7a) If you have a battery electronic kit, please refer to the appropriate wiring for further instructions.

8) Check for spark, start engine and check lights.

Wiring Diagram for standard non battery electronic

Wiring Diagram for standard auxillery battery electronic

Wiring Diagram for standard standard battery electronic

Having problems with your SIL electronic kits? Well one thing is for sure, your not alone, it is probably the most comon question we get asked, help with SIL electronic kits.

THE most important fact about setting up electronic kits, you MUST make use of a strobe timing gun to check and set up your timing correctly. Please dont assume the setting you do by DTI gauge, timing disc, or other method will be acurate, as the problems lie in the manufacture of the kits, not always the way you set them up. If in any doubt, we still have fitting instructions on our site, as it is amazing how many suppliers sell their kits with either inacurate or non existant instructions.

Fault Finding and the things your supplier wont admit to!

There are two tests you need to do in checking if your stator plate is functioning properly, it involoves using a multi meter, so if you have not got one, can you beg borrow, but dont steal one :-))

Discounect all four wires from the stator, with the multi meter on a 2K setting, touch the black earth probe to the mag housing. You then need to take readings from the Green and Red wire.

Green wire should read around 400 or just below
Red (sometimes yellow) wire should read between 100 to 110
Whilst your scooter will run when this reading is between 90 to 110, we have heards of running problems when below 100. These include missfire, poor hot starting etc. Genuine Piaggio pick ups always give readings above 100, and rarely give problems.

Many problems occur at different times, the most comon is all will appear correct and OK from cold, but when the scooter warms up or you go on a run, it starts to play up. This is because many faults are caused by poor connections, or breaks.
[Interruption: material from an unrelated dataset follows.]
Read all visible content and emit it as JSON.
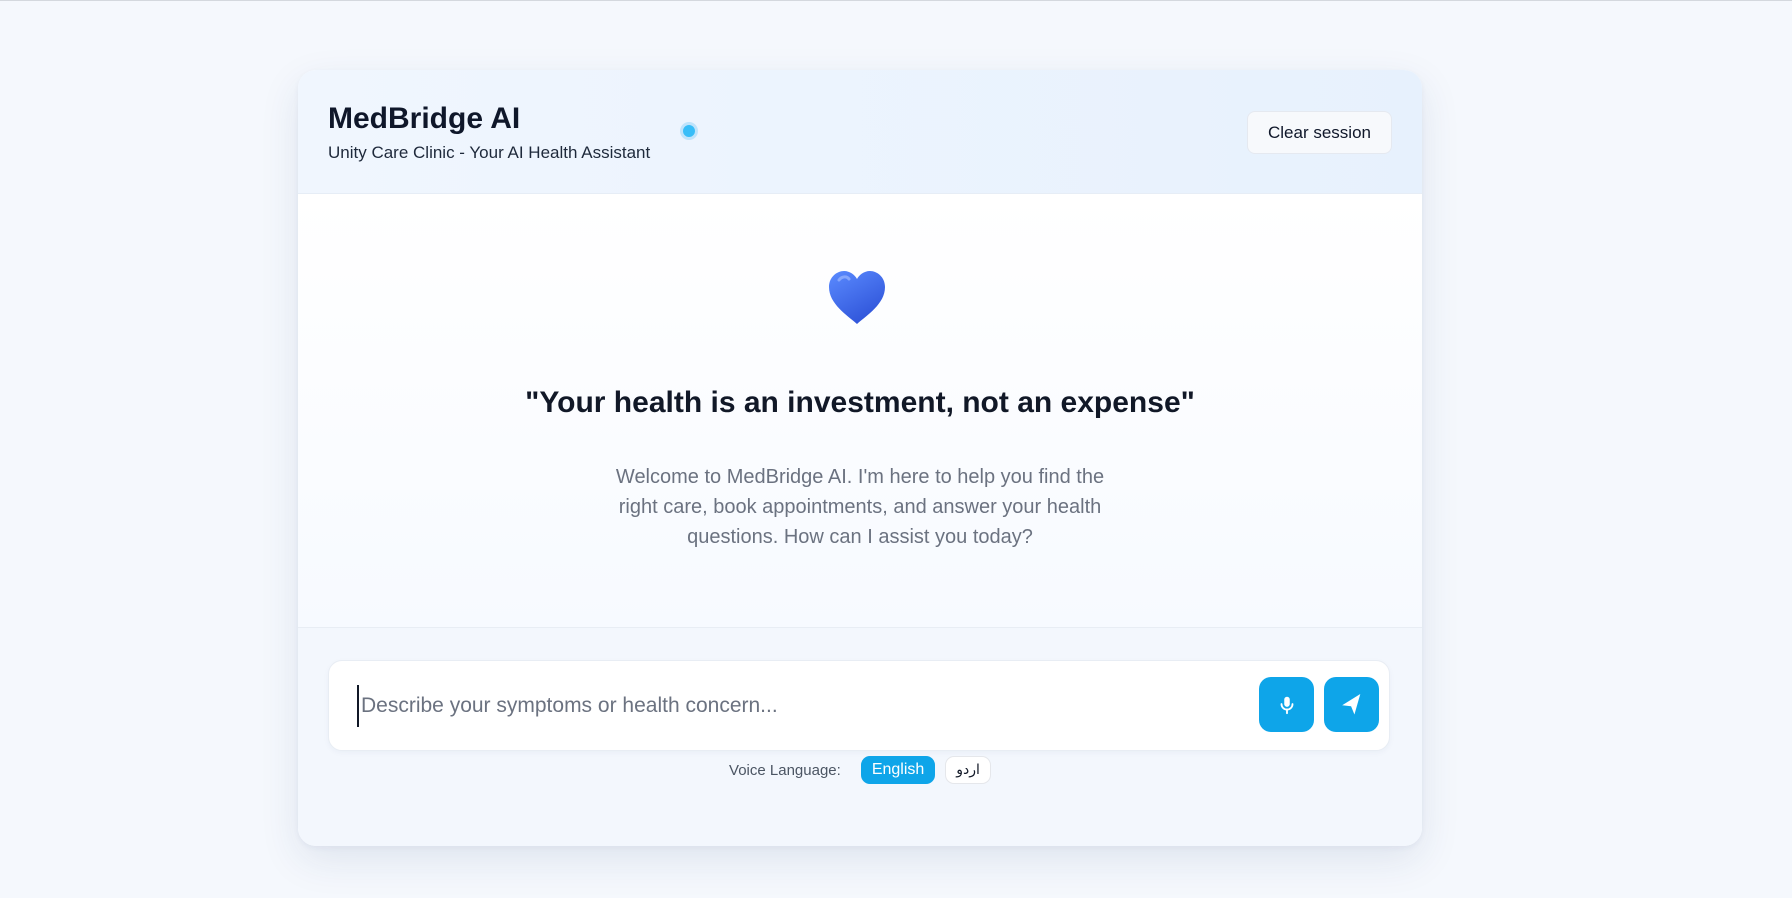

As things warm up, they expand, thus if you have a poor connection or a break in the wire, this problem or fault occurs as everything expands.
If your problems occur when hot, we would suggest you try to recreate the problem, ie by getting the scooter warm, when it plays up, try to take the above ohms meter readings again.
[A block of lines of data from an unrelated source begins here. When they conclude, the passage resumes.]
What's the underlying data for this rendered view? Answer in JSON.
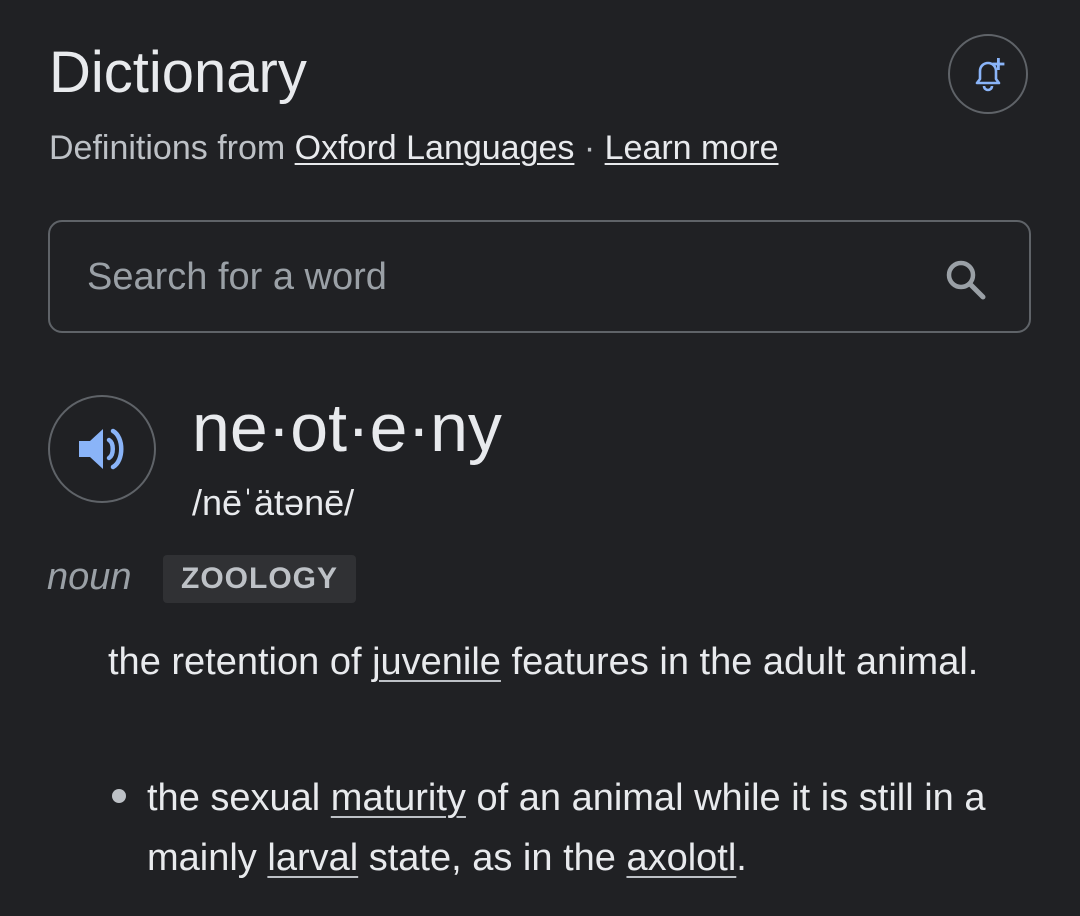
{
  "header": {
    "title": "Dictionary",
    "source_prefix": "Definitions from ",
    "source_link": "Oxford Languages",
    "separator": " · ",
    "learn_more": "Learn more"
  },
  "search": {
    "placeholder": "Search for a word"
  },
  "entry": {
    "headword": "ne·ot·e·ny",
    "phonetic": "/nēˈätənē/",
    "part_of_speech": "noun",
    "label": "ZOOLOGY",
    "definition": {
      "text_1": "the retention of ",
      "link_1": "juvenile",
      "text_2": " features in the adult animal."
    },
    "sub_definition": {
      "text_1": "the sexual ",
      "link_1": "maturity",
      "text_2": " of an animal while it is still in a mainly ",
      "link_2": "larval",
      "text_3": " state, as in the ",
      "link_3": "axolotl",
      "text_4": "."
    }
  },
  "icons": {
    "alert": "add-alert-icon",
    "search": "search-icon",
    "speaker": "speaker-icon"
  },
  "colors": {
    "background": "#202124",
    "accent_blue": "#8ab4f8",
    "text_primary": "#e8eaed",
    "text_secondary": "#9aa0a6",
    "border": "#5f6368"
  }
}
If from hot and cold, the settings appear to be correct, suspect the CDI unit.
The CDI unless you have expensive testing equipment, the best way to test is by simple replacement, borrow one from a friends set up that you know to work correctly, and try again
If the readings are correct on the stator, but you have swap tested the CDI with one that is known to work, turn your attention back to the stator.
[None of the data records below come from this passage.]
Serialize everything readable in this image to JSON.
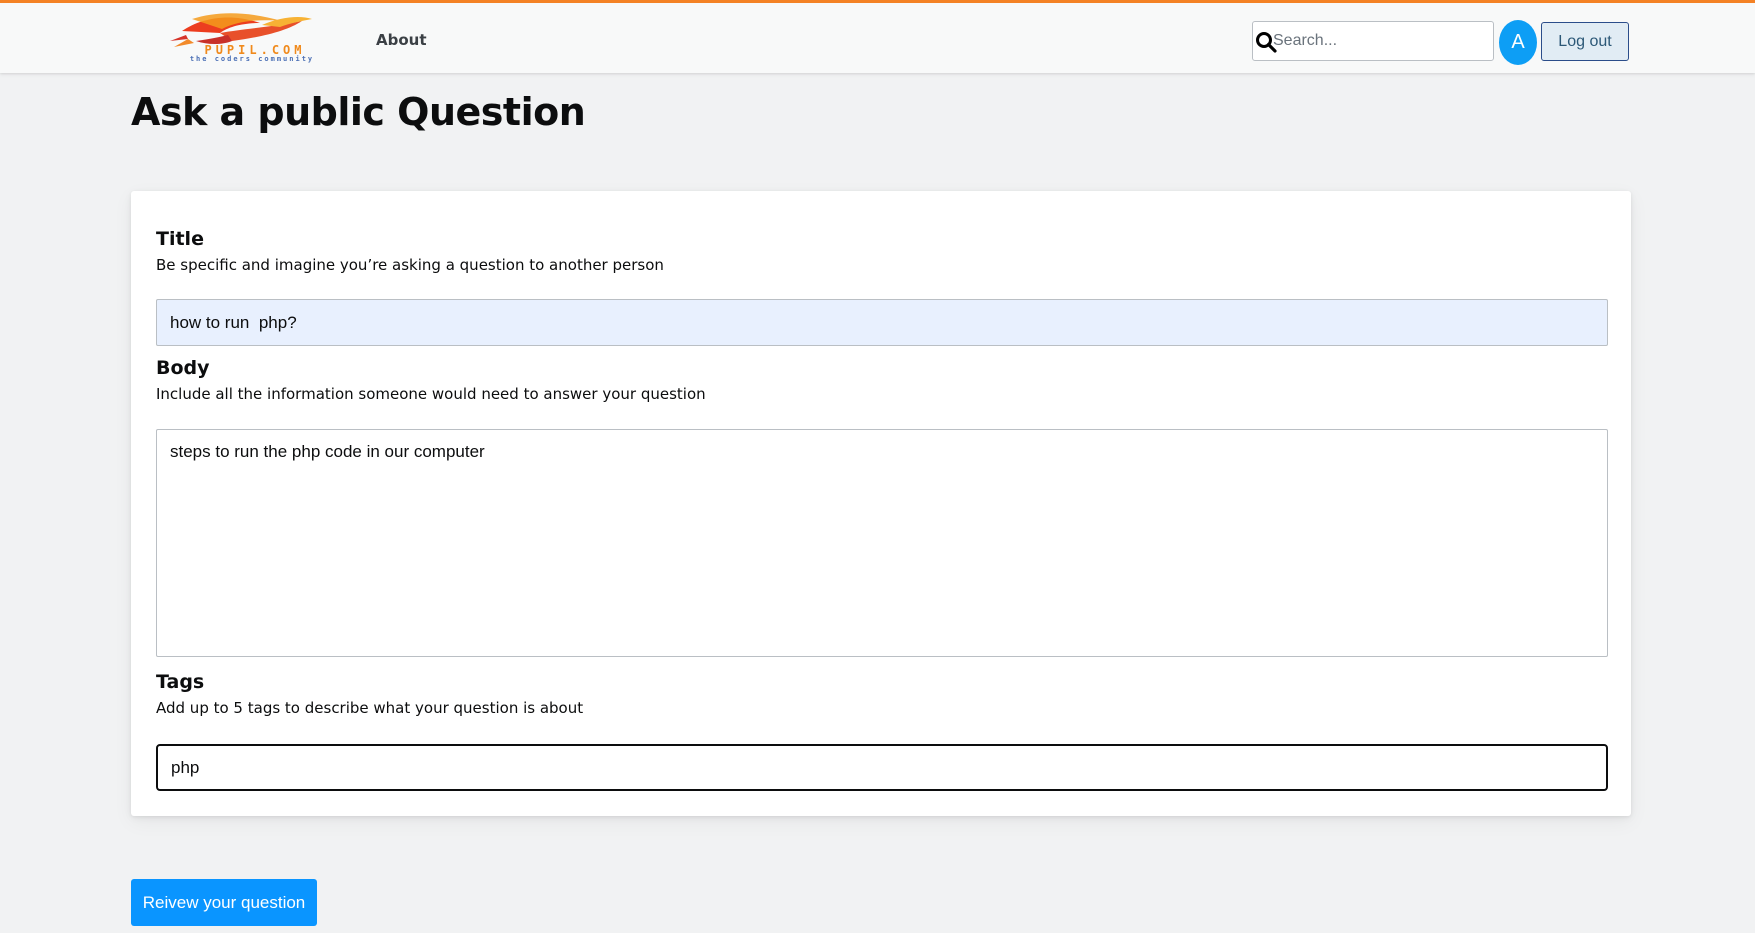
{
  "header": {
    "logo": {
      "brand_text": "PUPIL.COM",
      "tagline": "the coders community",
      "colors": {
        "bird": "#ec3d1f",
        "wing": "#f59b1c",
        "tagline": "#4a6fb5"
      }
    },
    "nav": {
      "about_label": "About"
    },
    "search": {
      "placeholder": "Search...",
      "icon": "search-icon"
    },
    "avatar": {
      "initial": "A",
      "color": "#0d9ef5"
    },
    "logout_label": "Log out",
    "accent_color": "#f48225"
  },
  "page": {
    "title": "Ask a public Question"
  },
  "form": {
    "title_field": {
      "label": "Title",
      "description": "Be specific and imagine you’re asking a question to another person",
      "value": "how to run  php?"
    },
    "body_field": {
      "label": "Body",
      "description": "Include all the information someone would need to answer your question",
      "value": "steps to run the php code in our computer"
    },
    "tags_field": {
      "label": "Tags",
      "description": "Add up to 5 tags to describe what your question is about",
      "value": "php"
    },
    "submit_label": "Reivew your question",
    "submit_color": "#0a95ff"
  }
}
You will need to inspect it this time, as on certain faults such as when cold its fine, when hot it plays up, these may or may not give correct readings.

The most comon faults on SIL electronic stators are as follows

1) The flywheels are not unknown to be slight out of true, this can cause the flywheel to "hit" or rub up against the black pick up box. This causes damage on the pick up, and thus it does not send out a signal to spark. Replace, making sure it has no chance of touching the flywheel, but still needs to be close enough to the magnets of the flywheel to create power.

2) Where the Green is soildered onto the Low Tension (LT) coil, it is done so through the black plastic surround of the windings. It is not uncomon for the black plastic to be to high, when the flywheel rotates, it clips the black plastic, and loosens the Green wiring giving intermitant connection or total loss.

3) Wires can get trapped when fitting under the stator, or by the wire retaining clip. Check for damage.

4) The LT coil itself can have cracks or small breaks in its windings, this is very hard to spot. Even if you carry out a continuaty test, it does not always show up as being faulty, but it can be enough of a break to stop your scooter running correctly. Test from hot and cold, if in doubt replace.

5) The quality of the soildered joints can sometimes be poor, or dry. Dry joints in soildering will always give you problems, unsoilder and re soilder all joints is the only cure!